#### Exercise instructions:
Filter the listing below, keeping only the lines with the word "false".

#### Information shown:
■ ■ ■ ■
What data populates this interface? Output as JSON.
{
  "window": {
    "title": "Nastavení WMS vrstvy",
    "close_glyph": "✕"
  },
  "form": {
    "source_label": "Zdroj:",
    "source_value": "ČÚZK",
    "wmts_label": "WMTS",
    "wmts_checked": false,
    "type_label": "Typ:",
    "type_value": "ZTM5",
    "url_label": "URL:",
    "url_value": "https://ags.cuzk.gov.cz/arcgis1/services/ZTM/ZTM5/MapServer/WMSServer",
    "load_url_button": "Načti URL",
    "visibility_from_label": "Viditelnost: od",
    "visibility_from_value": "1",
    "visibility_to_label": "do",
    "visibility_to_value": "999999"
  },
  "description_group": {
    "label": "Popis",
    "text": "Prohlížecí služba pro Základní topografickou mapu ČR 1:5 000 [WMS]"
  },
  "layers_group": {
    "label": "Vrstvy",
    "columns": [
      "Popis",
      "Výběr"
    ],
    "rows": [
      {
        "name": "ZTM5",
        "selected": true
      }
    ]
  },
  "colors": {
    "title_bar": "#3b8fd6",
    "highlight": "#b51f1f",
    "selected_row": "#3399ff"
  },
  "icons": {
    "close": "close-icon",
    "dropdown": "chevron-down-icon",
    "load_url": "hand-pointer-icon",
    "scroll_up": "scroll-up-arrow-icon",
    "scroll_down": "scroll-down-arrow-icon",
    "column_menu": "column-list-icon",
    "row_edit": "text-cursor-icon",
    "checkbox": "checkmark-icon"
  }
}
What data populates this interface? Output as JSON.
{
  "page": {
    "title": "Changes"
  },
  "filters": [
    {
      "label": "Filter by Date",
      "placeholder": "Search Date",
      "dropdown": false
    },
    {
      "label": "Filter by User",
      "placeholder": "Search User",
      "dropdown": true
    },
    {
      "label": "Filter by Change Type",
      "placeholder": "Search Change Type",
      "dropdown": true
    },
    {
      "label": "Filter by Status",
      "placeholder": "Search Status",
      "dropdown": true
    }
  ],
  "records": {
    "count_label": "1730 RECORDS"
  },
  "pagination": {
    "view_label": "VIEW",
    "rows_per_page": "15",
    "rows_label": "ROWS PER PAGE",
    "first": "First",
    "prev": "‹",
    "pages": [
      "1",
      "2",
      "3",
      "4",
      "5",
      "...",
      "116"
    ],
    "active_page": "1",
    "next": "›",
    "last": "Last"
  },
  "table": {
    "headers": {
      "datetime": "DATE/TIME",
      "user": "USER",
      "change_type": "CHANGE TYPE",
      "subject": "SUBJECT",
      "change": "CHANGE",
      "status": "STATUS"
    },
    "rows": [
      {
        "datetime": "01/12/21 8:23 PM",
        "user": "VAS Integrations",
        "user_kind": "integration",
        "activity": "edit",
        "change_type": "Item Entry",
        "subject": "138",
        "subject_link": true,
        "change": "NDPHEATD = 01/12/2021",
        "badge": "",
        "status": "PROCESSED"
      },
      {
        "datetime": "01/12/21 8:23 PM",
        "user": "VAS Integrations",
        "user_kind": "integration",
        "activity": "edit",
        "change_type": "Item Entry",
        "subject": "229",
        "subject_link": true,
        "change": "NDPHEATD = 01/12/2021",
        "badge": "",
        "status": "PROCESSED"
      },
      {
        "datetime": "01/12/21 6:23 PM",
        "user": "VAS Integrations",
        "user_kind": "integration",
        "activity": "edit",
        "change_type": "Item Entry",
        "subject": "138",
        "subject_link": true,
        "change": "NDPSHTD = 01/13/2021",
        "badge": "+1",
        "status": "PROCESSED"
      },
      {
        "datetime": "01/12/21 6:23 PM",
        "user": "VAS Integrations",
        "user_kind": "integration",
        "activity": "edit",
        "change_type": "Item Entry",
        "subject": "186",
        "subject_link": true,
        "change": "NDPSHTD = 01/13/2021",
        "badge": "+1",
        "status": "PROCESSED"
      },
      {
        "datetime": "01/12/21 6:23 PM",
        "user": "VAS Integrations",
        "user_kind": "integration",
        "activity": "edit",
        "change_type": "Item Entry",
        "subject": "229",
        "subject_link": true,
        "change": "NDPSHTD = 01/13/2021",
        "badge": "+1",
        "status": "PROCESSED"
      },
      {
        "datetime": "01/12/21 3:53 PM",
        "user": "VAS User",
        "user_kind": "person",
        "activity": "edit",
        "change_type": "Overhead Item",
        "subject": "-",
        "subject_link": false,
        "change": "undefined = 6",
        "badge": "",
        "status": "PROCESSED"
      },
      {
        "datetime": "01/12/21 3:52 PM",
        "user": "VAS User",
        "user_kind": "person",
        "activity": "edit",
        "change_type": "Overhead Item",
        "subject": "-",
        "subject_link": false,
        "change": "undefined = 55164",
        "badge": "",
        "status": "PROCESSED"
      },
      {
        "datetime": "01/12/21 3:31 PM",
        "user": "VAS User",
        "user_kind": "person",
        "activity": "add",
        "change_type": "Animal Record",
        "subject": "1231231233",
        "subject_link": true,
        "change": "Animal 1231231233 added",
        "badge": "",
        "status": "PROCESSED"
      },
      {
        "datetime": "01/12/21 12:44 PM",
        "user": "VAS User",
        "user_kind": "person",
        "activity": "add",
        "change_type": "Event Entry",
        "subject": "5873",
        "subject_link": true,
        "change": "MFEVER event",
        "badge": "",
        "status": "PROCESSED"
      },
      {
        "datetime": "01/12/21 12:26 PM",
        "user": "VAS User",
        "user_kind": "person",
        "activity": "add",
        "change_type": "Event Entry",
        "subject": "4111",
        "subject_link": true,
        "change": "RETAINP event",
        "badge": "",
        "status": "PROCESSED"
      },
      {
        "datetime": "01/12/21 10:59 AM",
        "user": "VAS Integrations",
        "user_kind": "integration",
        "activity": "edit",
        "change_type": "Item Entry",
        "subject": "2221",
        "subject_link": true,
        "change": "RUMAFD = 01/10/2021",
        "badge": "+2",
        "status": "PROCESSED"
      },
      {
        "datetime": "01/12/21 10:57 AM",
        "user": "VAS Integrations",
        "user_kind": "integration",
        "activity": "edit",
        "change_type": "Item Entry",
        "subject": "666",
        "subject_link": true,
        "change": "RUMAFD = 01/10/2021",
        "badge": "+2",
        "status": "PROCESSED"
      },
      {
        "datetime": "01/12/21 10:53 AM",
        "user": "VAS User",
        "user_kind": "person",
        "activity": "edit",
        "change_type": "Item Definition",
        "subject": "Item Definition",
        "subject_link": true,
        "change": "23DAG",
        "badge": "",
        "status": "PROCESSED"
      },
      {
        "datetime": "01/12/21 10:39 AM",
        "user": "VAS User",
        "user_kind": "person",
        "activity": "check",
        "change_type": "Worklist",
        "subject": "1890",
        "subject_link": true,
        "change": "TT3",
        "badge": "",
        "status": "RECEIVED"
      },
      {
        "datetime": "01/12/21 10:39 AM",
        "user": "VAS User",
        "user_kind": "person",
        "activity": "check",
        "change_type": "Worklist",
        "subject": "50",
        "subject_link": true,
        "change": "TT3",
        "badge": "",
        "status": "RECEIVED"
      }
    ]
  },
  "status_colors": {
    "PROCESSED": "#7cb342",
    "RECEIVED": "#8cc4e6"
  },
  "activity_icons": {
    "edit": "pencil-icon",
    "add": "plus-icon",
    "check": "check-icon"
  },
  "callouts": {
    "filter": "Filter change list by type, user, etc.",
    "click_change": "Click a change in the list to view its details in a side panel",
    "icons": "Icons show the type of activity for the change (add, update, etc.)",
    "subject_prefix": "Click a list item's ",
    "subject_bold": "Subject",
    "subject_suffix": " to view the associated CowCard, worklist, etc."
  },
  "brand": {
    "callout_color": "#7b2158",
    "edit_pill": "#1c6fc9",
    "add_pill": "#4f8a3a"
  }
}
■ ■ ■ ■
#### Result of the task:
    "wmts_checked": false,
      "dropdown": false
        "subject_link": false,
        "subject_link": false,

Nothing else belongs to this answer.